Also known as rotameters, these flow meters include a wide flow range up to 10-to-1, linear transmitter output and minimal effect of gas compressibility. Limitations of variable-area meters include a lack of availability in all materials, viscosity ceiling limits that are provided by manufacturers and the need for vertical installation.
Turbine meters are used where high accuracy, around 0.5 percent and rangeability of 0.2 percent or better, is required. Their outputs are suitable for control or recording applications, and they are also ideally suited for batch control applications. Compensation for nonlinearities because of viscosity is also available. They can have a high or low flow rate for a given line size.
Limitations of turbine flow meters include their susceptibility to wear or damage if the process stream is dirty or non-lubricating. They are also susceptible to damage from over-speed and pulsing flow. They require maintenance and may need to be returned to the manufacturer for recalibration after a bearing change or other maintenance. Their rangeability is affected by high viscosity and low density. They can be higher in price than other meters, and they require strainers.
Positive displacement meters are used for their strong repeatability across wide flow ranges for heavy or viscous fluids. They support accuracies as high as 0.2 percent of actual flow. Ensuring high accuracy requires some form of meter proving. Typical repeatabilities are 0.1 percent, and a rangeability of 10-to-1 can be achieved.
Among their disadvantages are susceptibility to mechanical wear and not being interchangeable. They should be supplied to match the service, require filter or strainer, and have special considerations for installation.
Vortex meters are used in applications that require wide rangeability and accuracy. They have an accuracy of 1 percent of rate and are available in many sizes. Their construction material options are limited, and they are generally unsuitable for slurries or high-viscosity liquids.
Although Coriolis meters are nonintrusive, in some designs the flow path through the meter is circuitous. In addition, the flow is generally separated into two tubes that are much smaller in cross-sectional area than the inlet process piping. For this reason, it is relatively easy for any secondary phase to build up in a Coriolis flow meter that has not been carefully installed. The pressure loss can be substantially higher than other types of nonintrusive elements, and cavitation and flashing can occur with volatile fluids.
Improper installation may result in startup problems, so follow the manufacturer’s recommendations strictly. Pressure containment enclosures are available when required.
Coriolis flow meters are not affected by distortion of the velocity profile and do not usually require metering runs. Although they generally cost more than other types, they measure mass flow rate without the need for additional elements. The ideal application of these flow meters is in difficult fluids or applications in which their accuracy justifies the higher cost.
Pulsation in machinery packages
The measurement of pulsating flow, such as flows in reciprocating compressors or pumps, is difficult and should be avoided if possible. Head-type flow meters and instruments with mechanical movements, such as positive displacement meters and turbines, should not be used in pulsating-flow applications. Too often, the flow measurement is not dependable, and the pulsing may contribute to premature wearing of mechanical components.

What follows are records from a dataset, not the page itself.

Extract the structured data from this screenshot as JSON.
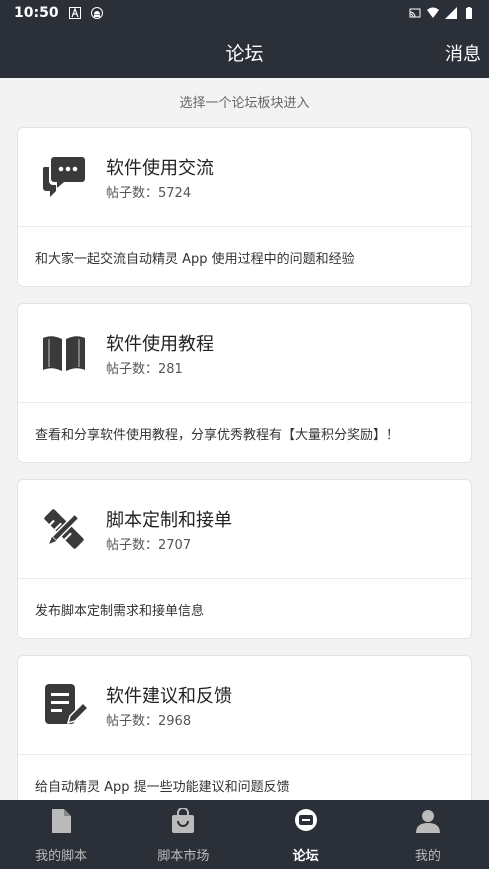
{
  "status_bar": {
    "time": "10:50",
    "icons": [
      "a-icon",
      "android-icon",
      "cast-icon",
      "wifi-icon",
      "signal-icon",
      "battery-icon"
    ]
  },
  "app_bar": {
    "title": "论坛",
    "action_label": "消息"
  },
  "hint": "选择一个论坛板块进入",
  "boards": [
    {
      "icon": "chat-bubbles-icon",
      "name": "软件使用交流",
      "count_label": "帖子数：",
      "count": "5724",
      "description": "和大家一起交流自动精灵 App 使用过程中的问题和经验"
    },
    {
      "icon": "book-icon",
      "name": "软件使用教程",
      "count_label": "帖子数：",
      "count": "281",
      "description": "查看和分享软件使用教程，分享优秀教程有【大量积分奖励】！"
    },
    {
      "icon": "tools-icon",
      "name": "脚本定制和接单",
      "count_label": "帖子数：",
      "count": "2707",
      "description": "发布脚本定制需求和接单信息"
    },
    {
      "icon": "edit-document-icon",
      "name": "软件建议和反馈",
      "count_label": "帖子数：",
      "count": "2968",
      "description": "给自动精灵 App 提一些功能建议和问题反馈"
    }
  ],
  "bottom_nav": [
    {
      "icon": "file-icon",
      "label": "我的脚本",
      "active": false
    },
    {
      "icon": "shopping-bag-icon",
      "label": "脚本市场",
      "active": false
    },
    {
      "icon": "forum-icon",
      "label": "论坛",
      "active": true
    },
    {
      "icon": "person-icon",
      "label": "我的",
      "active": false
    }
  ],
  "colors": {
    "bar_bg": "#2b2f38",
    "page_bg": "#f3f3f3",
    "card_bg": "#ffffff",
    "icon": "#3a3a3a"
  }
}
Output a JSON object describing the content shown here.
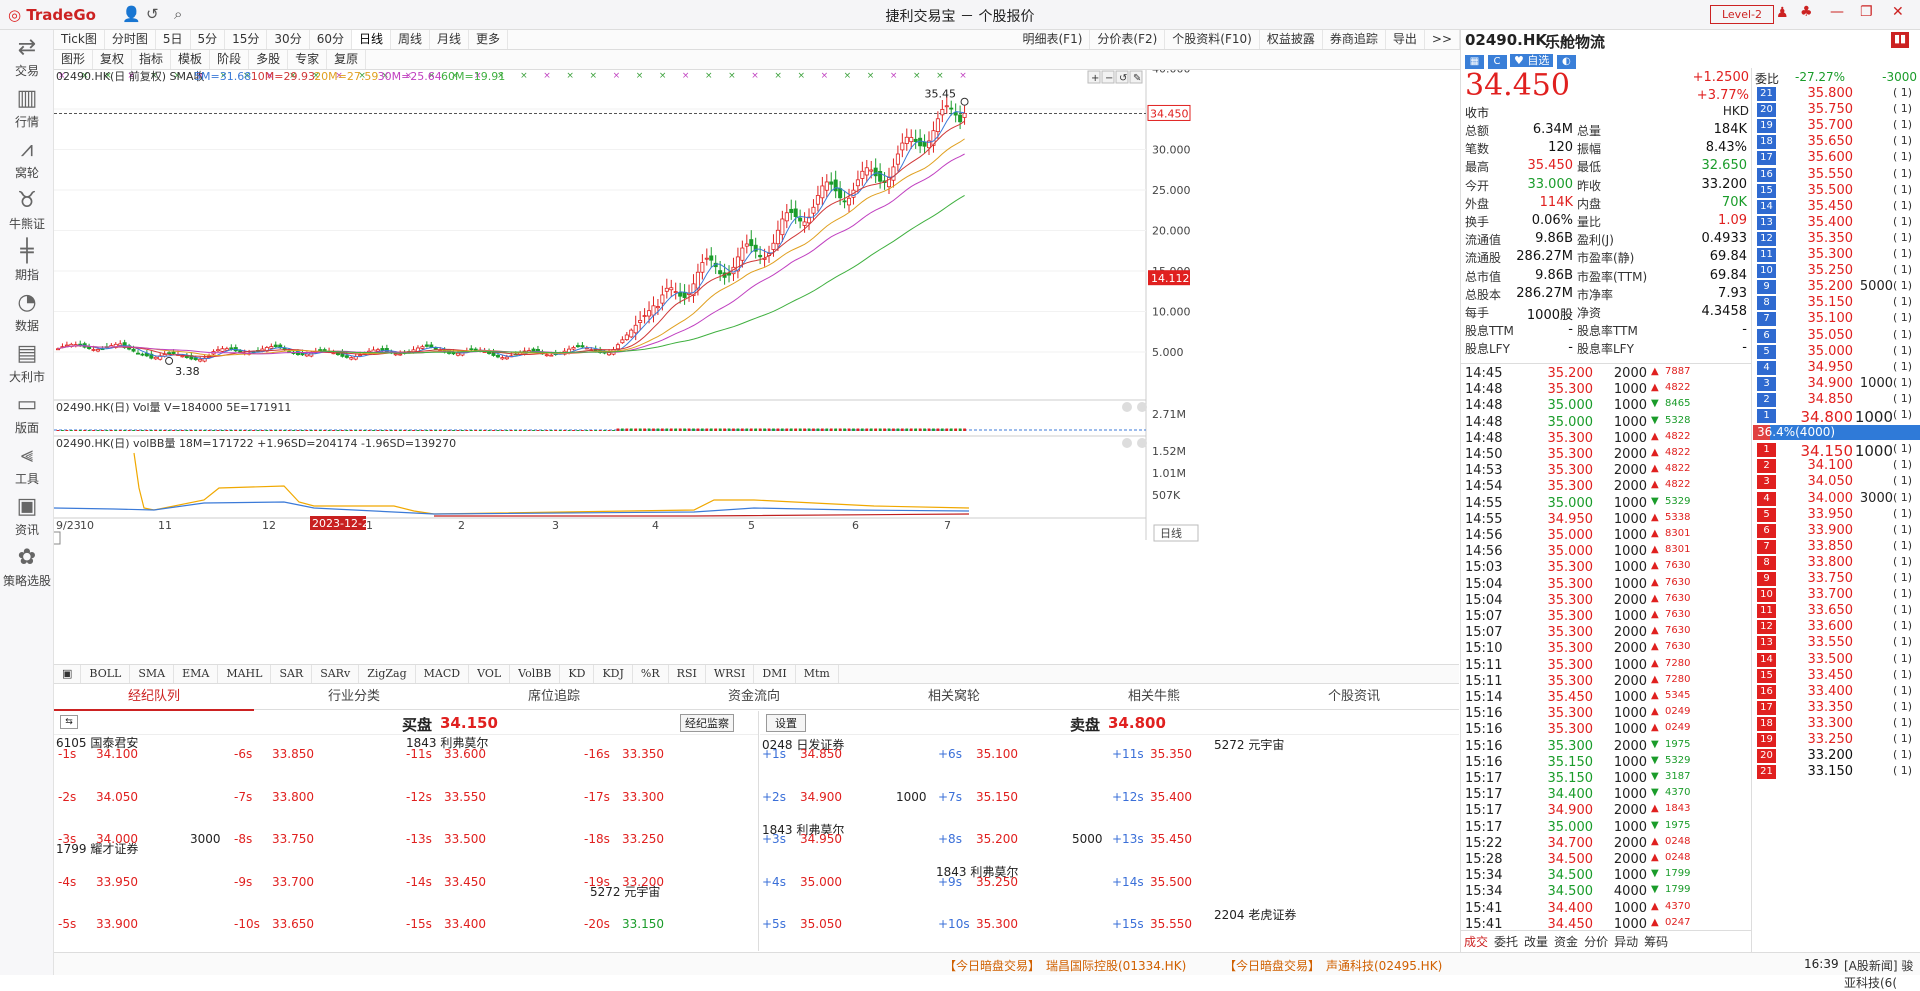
{
  "app": {
    "logo": "TradeGo",
    "title": "捷利交易宝 － 个股报价",
    "level": "Level-2"
  },
  "sidebar": [
    {
      "label": "交易",
      "icon": "trade-icon"
    },
    {
      "label": "行情",
      "icon": "market-icon"
    },
    {
      "label": "窝轮",
      "icon": "warrant-icon"
    },
    {
      "label": "牛熊证",
      "icon": "cbbc-icon"
    },
    {
      "label": "期指",
      "icon": "futures-icon"
    },
    {
      "label": "数据",
      "icon": "data-icon"
    },
    {
      "label": "大利市",
      "icon": "dalishi-icon"
    },
    {
      "label": "版面",
      "icon": "layout-icon"
    },
    {
      "label": "工具",
      "icon": "tools-icon"
    },
    {
      "label": "资讯",
      "icon": "news-icon"
    },
    {
      "label": "策略选股",
      "icon": "strategy-icon"
    }
  ],
  "period_tabs": [
    "Tick图",
    "分时图",
    "5日",
    "5分",
    "15分",
    "30分",
    "60分",
    "日线",
    "周线",
    "月线",
    "更多"
  ],
  "right_tabs": [
    "明细表(F1)",
    "分价表(F2)",
    "个股资料(F10)",
    "权益披露",
    "券商追踪",
    "导出",
    ">>"
  ],
  "tool_tabs": [
    "图形",
    "复权",
    "指标",
    "模板",
    "阶段",
    "多股",
    "专家",
    "复原"
  ],
  "chart": {
    "legend_main": "02490.HK(日 前复权) SMA收",
    "ma": [
      {
        "name": "5M=31.68",
        "color": "#3b7ad8"
      },
      {
        "name": "10M=29.93",
        "color": "#d03838"
      },
      {
        "name": "20M=27.59",
        "color": "#e0a020"
      },
      {
        "name": "30M=25.64",
        "color": "#c040c0"
      },
      {
        "name": "60M=19.91",
        "color": "#40b040"
      }
    ],
    "y_ticks": [
      "40.000",
      "35.000",
      "30.000",
      "25.000",
      "20.000",
      "15.000",
      "10.000",
      "5.000"
    ],
    "price_hi": "35.45",
    "price_lo": "3.38",
    "last_price_tag": "34.450",
    "marker_price": "14.112",
    "vol_legend": "02490.HK(日) Vol量 V=184000 5E=171911",
    "vol_tick": "2.71M",
    "volbb_legend": "02490.HK(日) volBB量 18M=171722 +1.96SD=204174 -1.96SD=139270",
    "volbb_ticks": [
      "1.52M",
      "1.01M",
      "507K"
    ],
    "x_ticks": [
      "9/23",
      "10",
      "11",
      "12",
      "2023-12-27",
      "1",
      "2",
      "3",
      "4",
      "5",
      "6",
      "7"
    ],
    "period_btn": "日线"
  },
  "indicator_tabs": [
    "BOLL",
    "SMA",
    "EMA",
    "MAHL",
    "SAR",
    "SARv",
    "ZigZag",
    "MACD",
    "VOL",
    "VolBB",
    "KD",
    "KDJ",
    "%R",
    "RSI",
    "WRSI",
    "DMI",
    "Mtm"
  ],
  "bottom_tabs": [
    "经纪队列",
    "行业分类",
    "席位追踪",
    "资金流向",
    "相关窝轮",
    "相关牛熊",
    "个股资讯"
  ],
  "queue": {
    "buy_title": "买盘",
    "buy_price": "34.150",
    "sell_title": "卖盘",
    "sell_price": "34.800",
    "monitor_btn": "经纪监察",
    "settings_btn": "设置",
    "buy_names": [
      "6105 国泰君安",
      "1843 利弗莫尔",
      "1799 耀才证券",
      "5272 元宇宙"
    ],
    "sell_names": [
      "0248 日发证券",
      "5272 元宇宙",
      "1843 利弗莫尔",
      "1843 利弗莫尔",
      "2204 老虎证券"
    ],
    "buy_cols": [
      [
        [
          "-1s",
          "34.100",
          ""
        ],
        [
          "-2s",
          "34.050",
          ""
        ],
        [
          "-3s",
          "34.000",
          "3000"
        ],
        [
          "-4s",
          "33.950",
          ""
        ],
        [
          "-5s",
          "33.900",
          ""
        ]
      ],
      [
        [
          "-6s",
          "33.850",
          ""
        ],
        [
          "-7s",
          "33.800",
          ""
        ],
        [
          "-8s",
          "33.750",
          ""
        ],
        [
          "-9s",
          "33.700",
          ""
        ],
        [
          "-10s",
          "33.650",
          ""
        ]
      ],
      [
        [
          "-11s",
          "33.600",
          ""
        ],
        [
          "-12s",
          "33.550",
          ""
        ],
        [
          "-13s",
          "33.500",
          ""
        ],
        [
          "-14s",
          "33.450",
          ""
        ],
        [
          "-15s",
          "33.400",
          ""
        ]
      ],
      [
        [
          "-16s",
          "33.350",
          ""
        ],
        [
          "-17s",
          "33.300",
          ""
        ],
        [
          "-18s",
          "33.250",
          ""
        ],
        [
          "-19s",
          "33.200",
          ""
        ],
        [
          "-20s",
          "33.150",
          ""
        ]
      ]
    ],
    "sell_cols": [
      [
        [
          "+1s",
          "34.850",
          ""
        ],
        [
          "+2s",
          "34.900",
          "1000"
        ],
        [
          "+3s",
          "34.950",
          ""
        ],
        [
          "+4s",
          "35.000",
          ""
        ],
        [
          "+5s",
          "35.050",
          ""
        ]
      ],
      [
        [
          "+6s",
          "35.100",
          ""
        ],
        [
          "+7s",
          "35.150",
          ""
        ],
        [
          "+8s",
          "35.200",
          "5000"
        ],
        [
          "+9s",
          "35.250",
          ""
        ],
        [
          "+10s",
          "35.300",
          ""
        ]
      ],
      [
        [
          "+11s",
          "35.350",
          ""
        ],
        [
          "+12s",
          "35.400",
          ""
        ],
        [
          "+13s",
          "35.450",
          ""
        ],
        [
          "+14s",
          "35.500",
          ""
        ],
        [
          "+15s",
          "35.550",
          ""
        ]
      ]
    ]
  },
  "ticker": [
    {
      "tag": "【今日暗盘交易】",
      "text": "瑞昌国际控股(01334.HK)"
    },
    {
      "tag": "【今日暗盘交易】",
      "text": "声通科技(02495.HK)"
    }
  ],
  "clock": "16:39",
  "news": "[A股新闻] 骏亚科技(6(",
  "quote": {
    "code": "02490.HK",
    "name": "乐舱物流",
    "price": "34.450",
    "chg": "+1.2500",
    "pct": "+3.77%",
    "status": "收市",
    "currency": "HKD",
    "btn_fav": "自选",
    "fields": [
      [
        "总额",
        "6.34M",
        "总量",
        "184K"
      ],
      [
        "笔数",
        "120",
        "振幅",
        "8.43%"
      ],
      [
        "最高",
        "35.450",
        "最低",
        "32.650"
      ],
      [
        "今开",
        "33.000",
        "昨收",
        "33.200"
      ],
      [
        "外盘",
        "114K",
        "内盘",
        "70K"
      ],
      [
        "换手",
        "0.06%",
        "量比",
        "1.09"
      ],
      [
        "流通值",
        "9.86B",
        "盈利(J)",
        "0.4933"
      ],
      [
        "流通股",
        "286.27M",
        "市盈率(静)",
        "69.84"
      ],
      [
        "总市值",
        "9.86B",
        "市盈率(TTM)",
        "69.84"
      ],
      [
        "总股本",
        "286.27M",
        "市净率",
        "7.93"
      ],
      [
        "每手",
        "1000股",
        "净资",
        "4.3458"
      ],
      [
        "股息TTM",
        "-",
        "股息率TTM",
        "-"
      ],
      [
        "股息LFY",
        "-",
        "股息率LFY",
        "-"
      ]
    ]
  },
  "trades": [
    [
      "14:45",
      "35.200",
      "2000",
      "u",
      "7887"
    ],
    [
      "14:48",
      "35.300",
      "1000",
      "u",
      "4822"
    ],
    [
      "14:48",
      "35.000",
      "1000",
      "d",
      "8465"
    ],
    [
      "14:48",
      "35.000",
      "1000",
      "d",
      "5328"
    ],
    [
      "14:48",
      "35.300",
      "1000",
      "u",
      "4822"
    ],
    [
      "14:50",
      "35.300",
      "2000",
      "u",
      "4822"
    ],
    [
      "14:53",
      "35.300",
      "2000",
      "u",
      "4822"
    ],
    [
      "14:54",
      "35.300",
      "2000",
      "u",
      "4822"
    ],
    [
      "14:55",
      "35.000",
      "1000",
      "d",
      "5329"
    ],
    [
      "14:55",
      "34.950",
      "1000",
      "u",
      "5338"
    ],
    [
      "14:56",
      "35.000",
      "1000",
      "u",
      "8301"
    ],
    [
      "14:56",
      "35.000",
      "1000",
      "u",
      "8301"
    ],
    [
      "15:03",
      "35.300",
      "1000",
      "u",
      "7630"
    ],
    [
      "15:04",
      "35.300",
      "1000",
      "u",
      "7630"
    ],
    [
      "15:04",
      "35.300",
      "2000",
      "u",
      "7630"
    ],
    [
      "15:07",
      "35.300",
      "1000",
      "u",
      "7630"
    ],
    [
      "15:07",
      "35.300",
      "2000",
      "u",
      "7630"
    ],
    [
      "15:10",
      "35.300",
      "2000",
      "u",
      "7630"
    ],
    [
      "15:11",
      "35.300",
      "1000",
      "u",
      "7280"
    ],
    [
      "15:11",
      "35.300",
      "2000",
      "u",
      "7280"
    ],
    [
      "15:14",
      "35.450",
      "1000",
      "u",
      "5345"
    ],
    [
      "15:16",
      "35.300",
      "1000",
      "u",
      "0249"
    ],
    [
      "15:16",
      "35.300",
      "1000",
      "u",
      "0249"
    ],
    [
      "15:16",
      "35.300",
      "2000",
      "d",
      "1975"
    ],
    [
      "15:16",
      "35.150",
      "1000",
      "d",
      "5329"
    ],
    [
      "15:17",
      "35.150",
      "1000",
      "d",
      "3187"
    ],
    [
      "15:17",
      "34.400",
      "1000",
      "d",
      "4370"
    ],
    [
      "15:17",
      "34.900",
      "2000",
      "u",
      "1843"
    ],
    [
      "15:17",
      "35.000",
      "1000",
      "d",
      "1975"
    ],
    [
      "15:22",
      "34.700",
      "2000",
      "u",
      "0248"
    ],
    [
      "15:28",
      "34.500",
      "2000",
      "u",
      "0248"
    ],
    [
      "15:34",
      "34.500",
      "1000",
      "d",
      "1799"
    ],
    [
      "15:34",
      "34.500",
      "4000",
      "d",
      "1799"
    ],
    [
      "15:41",
      "34.400",
      "1000",
      "u",
      "4370"
    ],
    [
      "15:41",
      "34.450",
      "1000",
      "u",
      "0247"
    ]
  ],
  "trade_tabs": [
    "成交",
    "委托",
    "改量",
    "资金",
    "分价",
    "异动",
    "筹码"
  ],
  "book": {
    "ratio_lbl": "委比",
    "ratio_pct": "-27.27%",
    "ratio_val": "-3000",
    "asks": [
      [
        "21",
        "35.800",
        ""
      ],
      [
        "20",
        "35.750",
        ""
      ],
      [
        "19",
        "35.700",
        ""
      ],
      [
        "18",
        "35.650",
        ""
      ],
      [
        "17",
        "35.600",
        ""
      ],
      [
        "16",
        "35.550",
        ""
      ],
      [
        "15",
        "35.500",
        ""
      ],
      [
        "14",
        "35.450",
        ""
      ],
      [
        "13",
        "35.400",
        ""
      ],
      [
        "12",
        "35.350",
        ""
      ],
      [
        "11",
        "35.300",
        ""
      ],
      [
        "10",
        "35.250",
        ""
      ],
      [
        "9",
        "35.200",
        "5000"
      ],
      [
        "8",
        "35.150",
        ""
      ],
      [
        "7",
        "35.100",
        ""
      ],
      [
        "6",
        "35.050",
        ""
      ],
      [
        "5",
        "35.000",
        ""
      ],
      [
        "4",
        "34.950",
        ""
      ],
      [
        "3",
        "34.900",
        "1000"
      ],
      [
        "2",
        "34.850",
        ""
      ],
      [
        "1",
        "34.800",
        "1000"
      ]
    ],
    "mid": "36.4%(4000)",
    "bids": [
      [
        "1",
        "34.150",
        "1000"
      ],
      [
        "2",
        "34.100",
        ""
      ],
      [
        "3",
        "34.050",
        ""
      ],
      [
        "4",
        "34.000",
        "3000"
      ],
      [
        "5",
        "33.950",
        ""
      ],
      [
        "6",
        "33.900",
        ""
      ],
      [
        "7",
        "33.850",
        ""
      ],
      [
        "8",
        "33.800",
        ""
      ],
      [
        "9",
        "33.750",
        ""
      ],
      [
        "10",
        "33.700",
        ""
      ],
      [
        "11",
        "33.650",
        ""
      ],
      [
        "12",
        "33.600",
        ""
      ],
      [
        "13",
        "33.550",
        ""
      ],
      [
        "14",
        "33.500",
        ""
      ],
      [
        "15",
        "33.450",
        ""
      ],
      [
        "16",
        "33.400",
        ""
      ],
      [
        "17",
        "33.350",
        ""
      ],
      [
        "18",
        "33.300",
        ""
      ],
      [
        "19",
        "33.250",
        ""
      ],
      [
        "20",
        "33.200",
        ""
      ],
      [
        "21",
        "33.150",
        ""
      ]
    ]
  }
}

Amin Almasi is a senior rotating machine consultant in Australia. He is a chartered professional engineer of Engineers Australia, IMechE, holds bachelor’s and master’s degrees in mechanical engineering, and is a registered professional engineer in Queensland. He specializes in rotating machines, including centrifugal, screw and reciprocating compressors; gas turbines; steam turbines; engines; pumps; subsea, offshore rotating machines; LNG units; condition monitoring; and reliability. He can be reached at firstname.lastname@example.org.